Jazz Festival Logo
Ike Stubblefield

About the Festival

GuitaristFor 47 years at the University of Idaho, the Lionel Hampton Jazz Festival has brought jazz masters together with elementary, junior high, high school and college students to share and celebrate a truly American art form of music. The Lionel Hampton Jazz Festival has grown from a one-day event to an amazing four-day experience!

The first University of Idaho Jazz Festival took place in 1967, with a dozen student groups and one guest artist. The Festival continued to grow from there – erupting onto the national stage in 1981, when students and spectators packed in to hear Ella Fitzgerald.

In 1984, the Festival’s most important relationship took shape when Lionel Hampton joined the excitement in Moscow. Inspired by the enthusiasm of the students, Hamp pledged his support to the Festival and in 1985, the Festival took on his name. 

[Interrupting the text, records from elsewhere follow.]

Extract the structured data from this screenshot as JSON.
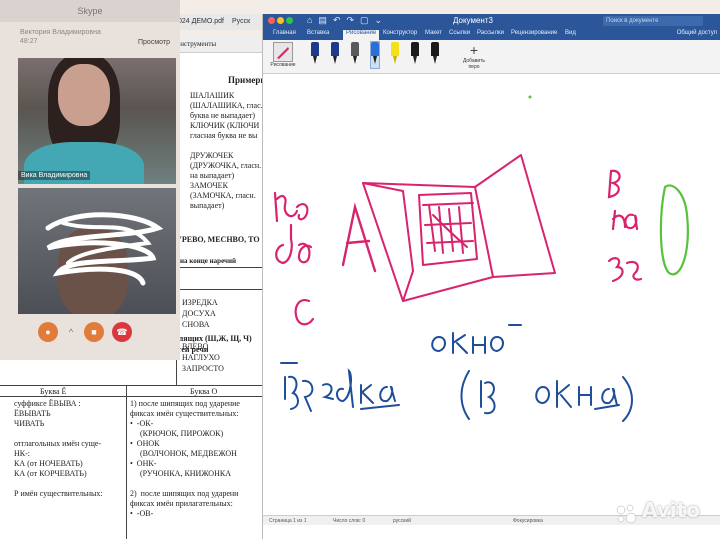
{
  "skype": {
    "title": "Skype",
    "user_name": "Виктория Владимировна",
    "user_time": "48:27",
    "participant_name": "Вика Владимировна",
    "controls": {
      "mic": "mic-icon",
      "camera": "camera-icon",
      "end": "end-call-icon"
    }
  },
  "pdf_tabs": {
    "tab1": "024 ДЕМО.pdf",
    "tab2": "Русск",
    "view_label": "Просмотр",
    "toolbar_text": "Найти текст или инструменты"
  },
  "doc": {
    "col_head": "Примеры",
    "words_top": "ШАЛАШИК\n(ШАЛАШИКА, глас.\nбуква не выпадает)\nКЛЮЧИК (КЛЮЧИ\nгласная буква не вы\n\nДРУЖОЧЕК\n(ДРУЖОЧКА, гласн.\nна выпадает)\nЗАМОЧЕК\n(ЗАМОЧКА, гласн.\nвыпадает)",
    "rule_line": "УРЕВО, МЕСНВО, ТО",
    "rule_line2": "на конце наречий",
    "adverbs": "ИЗРЕДКА\nДОСУХА\nСНОВА\n\nВЛЕВО\nНАГЛУХО\nЗАПРОСТО",
    "section_title": "5. Правописание букв О, Ё после шипящих (Ш,Ж, Щ, Ч)\nв суффиксах разных частей речи",
    "col_left_head": "Буква Ё",
    "col_right_head": "Буква О",
    "left_col": "суффиксе ЁВЫВА :\nЁВЫВАТЬ\nЧИВАТЬ\n\nотглагольных имён суще-\nНК-:\nКА (от НОЧЕВАТЬ)\nКА (от КОРЧЕВАТЬ)\n\nР имён существительных:",
    "right_col": "1) после шипящих под ударение\nфиксах имён существительных:\n•  -ОК-\n     (КРЮЧОК, ПИРОЖОК)\n•  ОНОК\n     (ВОЛЧОНОК, МЕДВЕЖОН\n•  ОНК-\n     (РУЧОНКА, КНИЖОНКА\n\n2)  после шипящих под ударени\nфиксах имён прилагательных:\n•  -ОВ-"
  },
  "word": {
    "title": "Документ3",
    "search_placeholder": "Поиск в документе",
    "share_label": "Общий доступ",
    "tabs": [
      "Главная",
      "Вставка",
      "Рисование",
      "Конструктор",
      "Макет",
      "Ссылки",
      "Рассылки",
      "Рецензирование",
      "Вид"
    ],
    "active_tab": "Рисование",
    "draw_tool_label": "Рисование",
    "add_pen_label": "Добавить перо",
    "pens": [
      {
        "color": "#1f3a8a",
        "kind": "pen"
      },
      {
        "color": "#1f3a8a",
        "kind": "pen"
      },
      {
        "color": "#5a5a5a",
        "kind": "pencil"
      },
      {
        "color": "#2a6fd8",
        "kind": "pen"
      },
      {
        "color": "#f5e11a",
        "kind": "highlighter"
      },
      {
        "color": "#1a1a1a",
        "kind": "pen"
      },
      {
        "color": "#1a1a1a",
        "kind": "pen"
      }
    ],
    "status": {
      "page": "Страница 1 из 1",
      "words": "Число слов: 0",
      "language": "русский",
      "focus": "Фокусировка"
    }
  },
  "handwriting": {
    "izdo": "из до с",
    "a": "А",
    "v_na_za": "в на за",
    "o": "О",
    "okno": "окно",
    "izredka": "изредка",
    "iz_okna": "(из окна)",
    "colors": {
      "pink": "#d8246f",
      "blue": "#1f4e9a",
      "green": "#58c23c"
    }
  },
  "watermark": "Avito"
}
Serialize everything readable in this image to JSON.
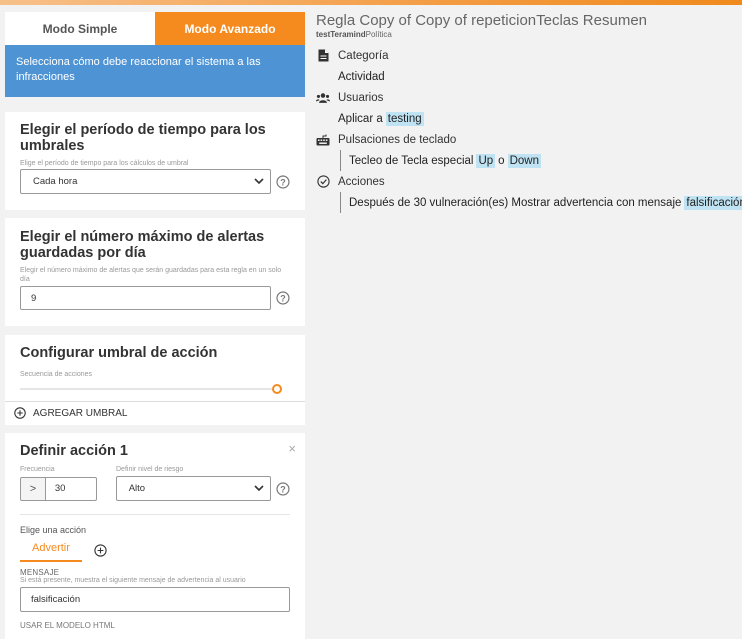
{
  "modes": {
    "simple": "Modo Simple",
    "advanced": "Modo Avanzado"
  },
  "info_text": "Selecciona cómo debe reaccionar el sistema a las infracciones",
  "period": {
    "title": "Elegir el período de tiempo para los umbrales",
    "hint": "Elige el período de tiempo para los cálculos de umbral",
    "value": "Cada hora"
  },
  "max_alerts": {
    "title": "Elegir el número máximo de alertas guardadas por día",
    "hint": "Elegir el número máximo de alertas que serán guardadas para esta regla en un solo día",
    "value": "9"
  },
  "threshold": {
    "title": "Configurar umbral de acción",
    "hint": "Secuencia de acciones",
    "slider_fraction": 1.0,
    "add_label": "AGREGAR UMBRAL"
  },
  "action": {
    "title": "Definir acción 1",
    "close": "×",
    "frequency_label": "Frecuencia",
    "risk_label": "Definir nivel de riesgo",
    "stepper_symbol": ">",
    "frequency_value": "30",
    "risk_value": "Alto",
    "choose_label": "Elige una acción",
    "action_tab": "Advertir",
    "message_label": "MENSAJE",
    "message_hint": "Si está presente, muestra el siguiente mensaje de advertencia al usuario",
    "message_value": "falsificación",
    "html_label": "USAR EL MODELO HTML"
  },
  "summary": {
    "title": "Regla Copy of Copy of repeticionTeclas Resumen",
    "owner": "testTeramind",
    "policy": "Política",
    "category_head": "Categoría",
    "category_value": "Actividad",
    "users_head": "Usuarios",
    "apply_to": "Aplicar a",
    "apply_target": "testing",
    "keystrokes_head": "Pulsaciones de teclado",
    "keystroke_text": "Tecleo de Tecla especial",
    "key_a": "Up",
    "key_or": "o",
    "key_b": "Down",
    "actions_head": "Acciones",
    "action_text": "Después de 30 vulneración(es) Mostrar advertencia con mensaje",
    "action_msg": "falsificación"
  },
  "colors": {
    "accent": "#f58b1f",
    "info": "#4e93d3",
    "highlight": "#bfe3f2"
  }
}
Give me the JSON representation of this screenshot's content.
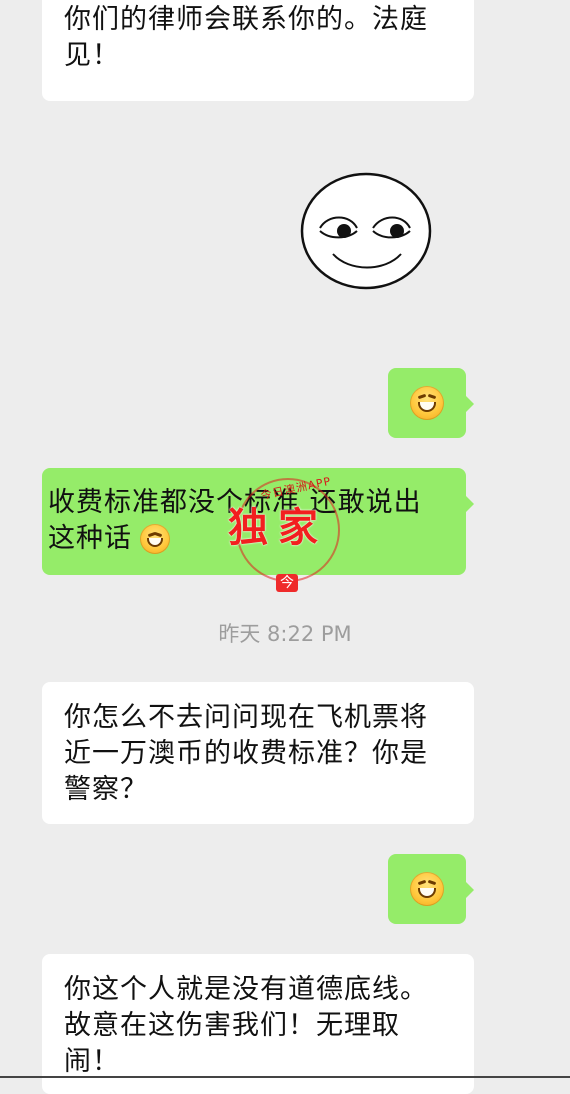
{
  "messages": {
    "m1": "你们的律师会联系你的。法庭\n见！",
    "m2": "收费标准都没个标准 还敢说出\n这种话",
    "m3": "你怎么不去问问现在飞机票将\n近一万澳币的收费标准？你是\n警察？",
    "m4": "你这个人就是没有道德底线。\n故意在这伤害我们！无理取\n闹！"
  },
  "timestamp": "昨天 8:22 PM",
  "watermark": {
    "main": "独家",
    "arc": "今日澳洲APP",
    "badge": "今"
  },
  "colors": {
    "background": "#ededed",
    "incoming": "#ffffff",
    "outgoing": "#95ec69",
    "watermark": "#f21f1f"
  },
  "icons": {
    "sticker": "smug-face-sticker",
    "emoji": "grinning-face-emoji"
  }
}
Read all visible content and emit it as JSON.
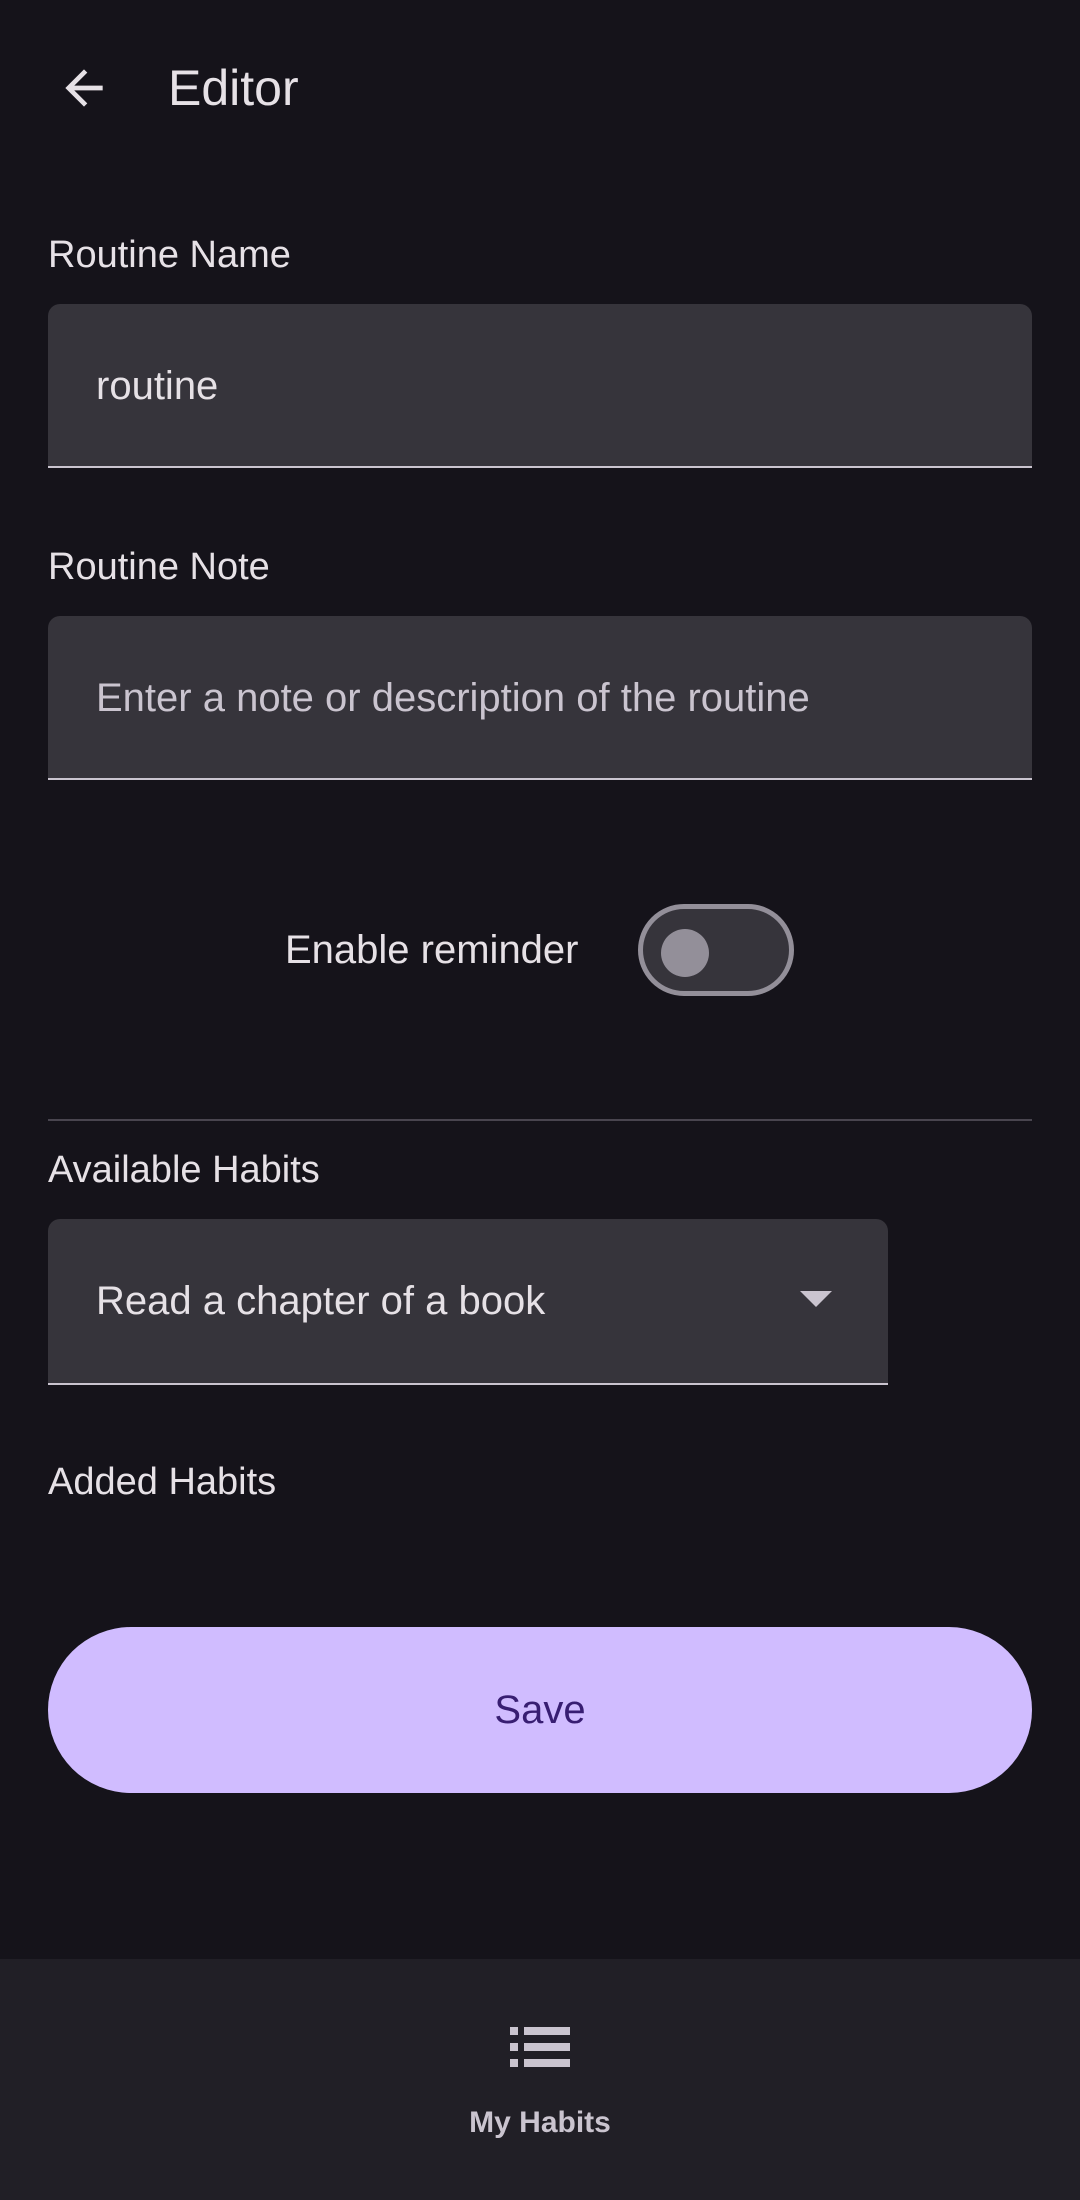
{
  "app_bar": {
    "back_icon": "arrow-back-icon",
    "title": "Editor"
  },
  "form": {
    "routine_name": {
      "label": "Routine Name",
      "value": "routine"
    },
    "routine_note": {
      "label": "Routine Note",
      "value": "",
      "placeholder": "Enter a note or description of the routine"
    },
    "reminder": {
      "label": "Enable reminder",
      "enabled": false
    },
    "available_habits": {
      "label": "Available Habits",
      "selected": "Read a chapter of a book",
      "arrow_icon": "dropdown-arrow-icon"
    },
    "added_habits": {
      "label": "Added Habits",
      "items": []
    },
    "save_label": "Save"
  },
  "bottom_nav": {
    "items": [
      {
        "label": "My Habits",
        "icon": "list-icon"
      }
    ]
  },
  "colors": {
    "background": "#15131a",
    "field_background": "#36343b",
    "primary_container": "#d0bcff",
    "on_primary_container": "#381e72",
    "nav_background": "#211f26"
  }
}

Now having hosted thousands upon thousands of students, spectators, and artists – including Doc Severinsen, Bobby McFerrin, Sarah Vaughn, Dizzy Gillespie, The Manhattan Transfer, and countless musicians from around the world – the Lionel Hampton Jazz Festival is four outstanding days of student performances, workshops, clinics and remarkable world-class evening concerts.

The Jazz in the Schools program began in 1995; the program takes visiting musicians to elementary schools in northern Idaho and eastern Washington to introduce students to this truly American art form. Fourty schools participated in the 2012 Jazz in the Schools program, reaching nearly 8,000 K-12 students during the week of the festival.

In 2006, John Clayton, renowned bassist, arranger, composer, jazz educator and long time Festival friend, joined the Festival as Artistic Director. In 2007, the Lionel Hampton Jazz Festival was awarded a National Medal of Arts – the nation's most prestigious arts award. This recognition affirmed the vision shared by Lionel Hampton and the University of Idaho about the power of jazz and education to bridge cultures, inspire creativity, and develop the musical leadership abilities of the next generation of jazz leaders.

As the Festival enters its fifth decade, it will continue to further Hamp's vision and legacy for perpetuating jazz music education for generations to come. With John Clayton’s great ability to educate and his love for Hamp, the Festival is in good hands and is moving forward at an incredible rate.